‘We like your research idea, Paul. I’ve already taken it to the Board, and they like it too. We want you to do it for us. It fits our needs.’

Paul T stalled before he started. ‘How do you mean, do it for you?’ he asked, thinking that scientific objectivity was about to be violated without putting up any resistance.

‘It’s simply this. We are undertaking a strategic review of the company’s operations, and we want you to talk to our workforce. We don’t want it to appear like it’s coming from us. It’s got to look independent, completely independent. That’s why we need you. Your proposal fell on my desk at just the right time.’

Paul T was more accustomed to having to be ingratiatingly persuasive to employers. This was a new problem. He couldn’t figure out what a strategic review had to do with an obscure piece of academic research. He also couldn’t figure out what the strategy was behind the ‘strategic’, and he wasn’t about to find out.

‘You say you want to visit a couple of our sites, to interview some of our workers. We want to give you a better look, commercial, industrial, road building, plant depots, mechanical and electrical, the lot. And we want it done by the end of July, two months.’ The research project had just received a take-over bid, only there was no sign of any money coming across.

Paul T was on a short-term research contract. He’d been hired to investigate masculinity in the construction industry. His employers had the idea that the construction industry was the prime locus of masculinity in the work process, and had been from the dawn of history. They also had a theory that History was advancing inevitably to ever greater gender neutrality. Gender neutrality at the workplace was to lead to gender neutrality in society as a whole.

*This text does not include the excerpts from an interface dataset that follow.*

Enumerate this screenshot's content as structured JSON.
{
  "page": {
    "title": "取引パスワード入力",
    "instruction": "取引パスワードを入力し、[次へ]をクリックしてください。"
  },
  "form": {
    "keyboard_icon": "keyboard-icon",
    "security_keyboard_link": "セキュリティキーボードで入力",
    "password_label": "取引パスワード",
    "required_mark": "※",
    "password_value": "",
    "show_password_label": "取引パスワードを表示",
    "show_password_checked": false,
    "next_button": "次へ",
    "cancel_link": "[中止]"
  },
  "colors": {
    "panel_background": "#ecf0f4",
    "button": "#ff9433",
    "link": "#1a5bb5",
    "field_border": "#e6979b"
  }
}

Only something had gone badly adrift. Semi-legal, unregulated labour in the construction industry was producing a regression to a more primitive masculinity. It was a revival of caveman, brute force masculinity. Muscle-culture was obstructing the introduction of new building technology, and getting in the way of advances in productivity. As long as brawn was cheap, backward masculinity reared its ugly head.